• _Exercise data_
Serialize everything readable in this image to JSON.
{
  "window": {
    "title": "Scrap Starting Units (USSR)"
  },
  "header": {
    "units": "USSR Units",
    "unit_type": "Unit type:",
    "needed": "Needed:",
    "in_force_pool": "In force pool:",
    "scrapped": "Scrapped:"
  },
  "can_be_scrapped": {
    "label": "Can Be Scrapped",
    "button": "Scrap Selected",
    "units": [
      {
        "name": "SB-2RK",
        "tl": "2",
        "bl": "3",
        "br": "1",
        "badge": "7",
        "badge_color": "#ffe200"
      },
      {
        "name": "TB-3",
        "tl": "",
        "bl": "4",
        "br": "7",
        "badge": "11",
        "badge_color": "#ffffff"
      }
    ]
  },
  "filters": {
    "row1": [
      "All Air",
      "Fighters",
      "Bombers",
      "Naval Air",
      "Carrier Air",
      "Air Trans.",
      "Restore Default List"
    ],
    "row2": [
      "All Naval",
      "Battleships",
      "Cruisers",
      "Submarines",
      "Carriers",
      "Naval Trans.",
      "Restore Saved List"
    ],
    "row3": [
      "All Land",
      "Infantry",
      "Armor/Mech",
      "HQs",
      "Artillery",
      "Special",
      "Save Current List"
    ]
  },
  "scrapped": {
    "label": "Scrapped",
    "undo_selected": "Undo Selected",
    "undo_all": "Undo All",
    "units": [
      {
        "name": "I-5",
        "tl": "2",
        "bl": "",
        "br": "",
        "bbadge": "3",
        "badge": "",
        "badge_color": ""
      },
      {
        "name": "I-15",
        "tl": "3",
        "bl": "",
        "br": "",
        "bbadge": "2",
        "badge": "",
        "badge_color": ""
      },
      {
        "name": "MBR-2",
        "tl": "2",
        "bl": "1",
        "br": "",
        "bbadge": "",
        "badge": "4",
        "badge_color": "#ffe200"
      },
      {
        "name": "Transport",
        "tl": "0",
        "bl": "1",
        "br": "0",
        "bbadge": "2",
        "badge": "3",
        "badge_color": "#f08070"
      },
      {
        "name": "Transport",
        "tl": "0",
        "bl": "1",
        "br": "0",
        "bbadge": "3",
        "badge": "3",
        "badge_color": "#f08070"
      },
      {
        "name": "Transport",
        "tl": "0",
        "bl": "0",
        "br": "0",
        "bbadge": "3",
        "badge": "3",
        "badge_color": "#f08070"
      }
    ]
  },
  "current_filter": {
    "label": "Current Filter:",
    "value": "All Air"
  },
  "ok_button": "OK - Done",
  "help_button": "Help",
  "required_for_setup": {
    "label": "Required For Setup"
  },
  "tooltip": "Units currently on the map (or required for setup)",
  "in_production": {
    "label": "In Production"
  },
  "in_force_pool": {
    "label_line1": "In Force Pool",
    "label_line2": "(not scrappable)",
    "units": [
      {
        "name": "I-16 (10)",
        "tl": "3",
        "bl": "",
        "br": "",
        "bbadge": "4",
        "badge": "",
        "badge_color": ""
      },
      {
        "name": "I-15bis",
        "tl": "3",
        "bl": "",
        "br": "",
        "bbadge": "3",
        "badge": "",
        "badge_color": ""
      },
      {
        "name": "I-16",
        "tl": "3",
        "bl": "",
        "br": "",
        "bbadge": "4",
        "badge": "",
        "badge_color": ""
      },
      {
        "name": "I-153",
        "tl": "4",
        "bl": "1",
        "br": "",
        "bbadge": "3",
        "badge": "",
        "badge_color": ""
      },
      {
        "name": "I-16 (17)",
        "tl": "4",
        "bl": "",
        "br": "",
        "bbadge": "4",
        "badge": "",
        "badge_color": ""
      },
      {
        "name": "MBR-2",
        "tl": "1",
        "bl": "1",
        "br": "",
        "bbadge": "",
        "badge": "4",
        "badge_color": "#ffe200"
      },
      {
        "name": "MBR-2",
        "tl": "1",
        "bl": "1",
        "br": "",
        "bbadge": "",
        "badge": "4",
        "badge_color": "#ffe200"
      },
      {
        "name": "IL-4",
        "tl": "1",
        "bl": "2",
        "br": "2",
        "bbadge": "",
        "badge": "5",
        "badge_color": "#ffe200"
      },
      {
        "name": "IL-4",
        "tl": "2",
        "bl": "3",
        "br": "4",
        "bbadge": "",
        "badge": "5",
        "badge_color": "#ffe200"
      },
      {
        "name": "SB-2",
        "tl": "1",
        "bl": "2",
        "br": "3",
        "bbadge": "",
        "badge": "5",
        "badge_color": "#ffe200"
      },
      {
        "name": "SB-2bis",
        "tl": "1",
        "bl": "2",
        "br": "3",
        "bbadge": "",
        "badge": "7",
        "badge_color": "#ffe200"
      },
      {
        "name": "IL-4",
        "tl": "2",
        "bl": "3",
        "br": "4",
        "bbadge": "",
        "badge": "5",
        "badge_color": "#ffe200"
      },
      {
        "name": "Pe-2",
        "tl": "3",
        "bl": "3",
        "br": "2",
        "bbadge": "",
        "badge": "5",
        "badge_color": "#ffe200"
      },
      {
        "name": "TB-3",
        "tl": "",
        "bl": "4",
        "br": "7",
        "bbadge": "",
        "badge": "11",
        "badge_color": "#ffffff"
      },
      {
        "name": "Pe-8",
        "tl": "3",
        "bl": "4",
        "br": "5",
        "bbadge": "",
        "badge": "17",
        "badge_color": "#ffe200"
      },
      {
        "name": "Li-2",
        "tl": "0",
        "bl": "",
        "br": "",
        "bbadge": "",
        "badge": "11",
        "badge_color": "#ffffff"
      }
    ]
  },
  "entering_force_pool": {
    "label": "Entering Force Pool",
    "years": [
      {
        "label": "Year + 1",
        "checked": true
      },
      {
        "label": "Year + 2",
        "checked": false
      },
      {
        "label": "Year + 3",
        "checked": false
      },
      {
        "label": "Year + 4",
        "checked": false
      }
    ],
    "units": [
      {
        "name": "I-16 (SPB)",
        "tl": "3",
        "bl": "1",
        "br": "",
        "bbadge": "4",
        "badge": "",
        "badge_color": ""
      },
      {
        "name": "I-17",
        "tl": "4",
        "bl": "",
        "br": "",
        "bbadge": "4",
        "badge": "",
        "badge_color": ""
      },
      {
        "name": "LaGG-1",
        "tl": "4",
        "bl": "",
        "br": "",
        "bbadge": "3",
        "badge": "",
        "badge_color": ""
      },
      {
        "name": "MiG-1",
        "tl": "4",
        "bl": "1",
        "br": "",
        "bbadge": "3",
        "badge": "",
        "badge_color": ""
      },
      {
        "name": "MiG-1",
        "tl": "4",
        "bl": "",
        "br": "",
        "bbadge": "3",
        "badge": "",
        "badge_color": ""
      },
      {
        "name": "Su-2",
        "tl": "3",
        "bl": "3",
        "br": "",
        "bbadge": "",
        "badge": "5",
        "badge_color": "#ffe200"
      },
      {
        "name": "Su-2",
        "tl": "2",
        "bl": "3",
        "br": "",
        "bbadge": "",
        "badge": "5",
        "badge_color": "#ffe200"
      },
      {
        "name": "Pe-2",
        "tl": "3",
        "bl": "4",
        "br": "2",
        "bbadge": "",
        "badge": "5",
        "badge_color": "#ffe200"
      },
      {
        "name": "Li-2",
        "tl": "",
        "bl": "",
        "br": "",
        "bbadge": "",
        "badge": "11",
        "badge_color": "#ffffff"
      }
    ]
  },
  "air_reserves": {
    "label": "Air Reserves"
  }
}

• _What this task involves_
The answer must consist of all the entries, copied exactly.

• _Answer box_
Serialize everything readable in this image to JSON.
{
  "window": {
    "title": "Scrap Starting Units (USSR)"
  },
  "header": {
    "units": "USSR Units",
    "unit_type": "Unit type:",
    "needed": "Needed:",
    "in_force_pool": "In force pool:",
    "scrapped": "Scrapped:"
  },
  "can_be_scrapped": {
    "label": "Can Be Scrapped",
    "button": "Scrap Selected",
    "units": [
      {
        "name": "SB-2RK",
        "tl": "2",
        "bl": "3",
        "br": "1",
        "badge": "7",
        "badge_color": "#ffe200"
      },
      {
        "name": "TB-3",
        "tl": "",
        "bl": "4",
        "br": "7",
        "badge": "11",
        "badge_color": "#ffffff"
      }
    ]
  },
  "filters": {
    "row1": [
      "All Air",
      "Fighters",
      "Bombers",
      "Naval Air",
      "Carrier Air",
      "Air Trans.",
      "Restore Default List"
    ],
    "row2": [
      "All Naval",
      "Battleships",
      "Cruisers",
      "Submarines",
      "Carriers",
      "Naval Trans.",
      "Restore Saved List"
    ],
    "row3": [
      "All Land",
      "Infantry",
      "Armor/Mech",
      "HQs",
      "Artillery",
      "Special",
      "Save Current List"
    ]
  },
  "scrapped": {
    "label": "Scrapped",
    "undo_selected": "Undo Selected",
    "undo_all": "Undo All",
    "units": [
      {
        "name": "I-5",
        "tl": "2",
        "bl": "",
        "br": "",
        "bbadge": "3",
        "badge": "",
        "badge_color": ""
      },
      {
        "name": "I-15",
        "tl": "3",
        "bl": "",
        "br": "",
        "bbadge": "2",
        "badge": "",
        "badge_color": ""
      },
      {
        "name": "MBR-2",
        "tl": "2",
        "bl": "1",
        "br": "",
        "bbadge": "",
        "badge": "4",
        "badge_color": "#ffe200"
      },
      {
        "name": "Transport",
        "tl": "0",
        "bl": "1",
        "br": "0",
        "bbadge": "2",
        "badge": "3",
        "badge_color": "#f08070"
      },
      {
        "name": "Transport",
        "tl": "0",
        "bl": "1",
        "br": "0",
        "bbadge": "3",
        "badge": "3",
        "badge_color": "#f08070"
      },
      {
        "name": "Transport",
        "tl": "0",
        "bl": "0",
        "br": "0",
        "bbadge": "3",
        "badge": "3",
        "badge_color": "#f08070"
      }
    ]
  },
  "current_filter": {
    "label": "Current Filter:",
    "value": "All Air"
  },
  "ok_button": "OK - Done",
  "help_button": "Help",
  "required_for_setup": {
    "label": "Required For Setup"
  },
  "tooltip": "Units currently on the map (or required for setup)",
  "in_production": {
    "label": "In Production"
  },
  "in_force_pool": {
    "label_line1": "In Force Pool",
    "label_line2": "(not scrappable)",
    "units": [
      {
        "name": "I-16 (10)",
        "tl": "3",
        "bl": "",
        "br": "",
        "bbadge": "4",
        "badge": "",
        "badge_color": ""
      },
      {
        "name": "I-15bis",
        "tl": "3",
        "bl": "",
        "br": "",
        "bbadge": "3",
        "badge": "",
        "badge_color": ""
      },
      {
        "name": "I-16",
        "tl": "3",
        "bl": "",
        "br": "",
        "bbadge": "4",
        "badge": "",
        "badge_color": ""
      },
      {
        "name": "I-153",
        "tl": "4",
        "bl": "1",
        "br": "",
        "bbadge": "3",
        "badge": "",
        "badge_color": ""
      },
      {
        "name": "I-16 (17)",
        "tl": "4",
        "bl": "",
        "br": "",
        "bbadge": "4",
        "badge": "",
        "badge_color": ""
      },
      {
        "name": "MBR-2",
        "tl": "1",
        "bl": "1",
        "br": "",
        "bbadge": "",
        "badge": "4",
        "badge_color": "#ffe200"
      },
      {
        "name": "MBR-2",
        "tl": "1",
        "bl": "1",
        "br": "",
        "bbadge": "",
        "badge": "4",
        "badge_color": "#ffe200"
      },
      {
        "name": "IL-4",
        "tl": "1",
        "bl": "2",
        "br": "2",
        "bbadge": "",
        "badge": "5",
        "badge_color": "#ffe200"
      },
      {
        "name": "IL-4",
        "tl": "2",
        "bl": "3",
        "br": "4",
        "bbadge": "",
        "badge": "5",
        "badge_color": "#ffe200"
      },
      {
        "name": "SB-2",
        "tl": "1",
        "bl": "2",
        "br": "3",
        "bbadge": "",
        "badge": "5",
        "badge_color": "#ffe200"
      },
      {
        "name": "SB-2bis",
        "tl": "1",
        "bl": "2",
        "br": "3",
        "bbadge": "",
        "badge": "7",
        "badge_color": "#ffe200"
      },
      {
        "name": "IL-4",
        "tl": "2",
        "bl": "3",
        "br": "4",
        "bbadge": "",
        "badge": "5",
        "badge_color": "#ffe200"
      },
      {
        "name": "Pe-2",
        "tl": "3",
        "bl": "3",
        "br": "2",
        "bbadge": "",
        "badge": "5",
        "badge_color": "#ffe200"
      },
      {
        "name": "TB-3",
        "tl": "",
        "bl": "4",
        "br": "7",
        "bbadge": "",
        "badge": "11",
        "badge_color": "#ffffff"
      },
      {
        "name": "Pe-8",
        "tl": "3",
        "bl": "4",
        "br": "5",
        "bbadge": "",
        "badge": "17",
        "badge_color": "#ffe200"
      },
      {
        "name": "Li-2",
        "tl": "0",
        "bl": "",
        "br": "",
        "bbadge": "",
        "badge": "11",
        "badge_color": "#ffffff"
      }
    ]
  },
  "entering_force_pool": {
    "label": "Entering Force Pool",
    "years": [
      {
        "label": "Year + 1",
        "checked": true
      },
      {
        "label": "Year + 2",
        "checked": false
      },
      {
        "label": "Year + 3",
        "checked": false
      },
      {
        "label": "Year + 4",
        "checked": false
      }
    ],
    "units": [
      {
        "name": "I-16 (SPB)",
        "tl": "3",
        "bl": "1",
        "br": "",
        "bbadge": "4",
        "badge": "",
        "badge_color": ""
      },
      {
        "name": "I-17",
        "tl": "4",
        "bl": "",
        "br": "",
        "bbadge": "4",
        "badge": "",
        "badge_color": ""
      },
      {
        "name": "LaGG-1",
        "tl": "4",
        "bl": "",
        "br": "",
        "bbadge": "3",
        "badge": "",
        "badge_color": ""
      },
      {
        "name": "MiG-1",
        "tl": "4",
        "bl": "1",
        "br": "",
        "bbadge": "3",
        "badge": "",
        "badge_color": ""
      },
      {
        "name": "MiG-1",
        "tl": "4",
        "bl": "",
        "br": "",
        "bbadge": "3",
        "badge": "",
        "badge_color": ""
      },
      {
        "name": "Su-2",
        "tl": "3",
        "bl": "3",
        "br": "",
        "bbadge": "",
        "badge": "5",
        "badge_color": "#ffe200"
      },
      {
        "name": "Su-2",
        "tl": "2",
        "bl": "3",
        "br": "",
        "bbadge": "",
        "badge": "5",
        "badge_color": "#ffe200"
      },
      {
        "name": "Pe-2",
        "tl": "3",
        "bl": "4",
        "br": "2",
        "bbadge": "",
        "badge": "5",
        "badge_color": "#ffe200"
      },
      {
        "name": "Li-2",
        "tl": "",
        "bl": "",
        "br": "",
        "bbadge": "",
        "badge": "11",
        "badge_color": "#ffffff"
      }
    ]
  },
  "air_reserves": {
    "label": "Air Reserves"
  }
}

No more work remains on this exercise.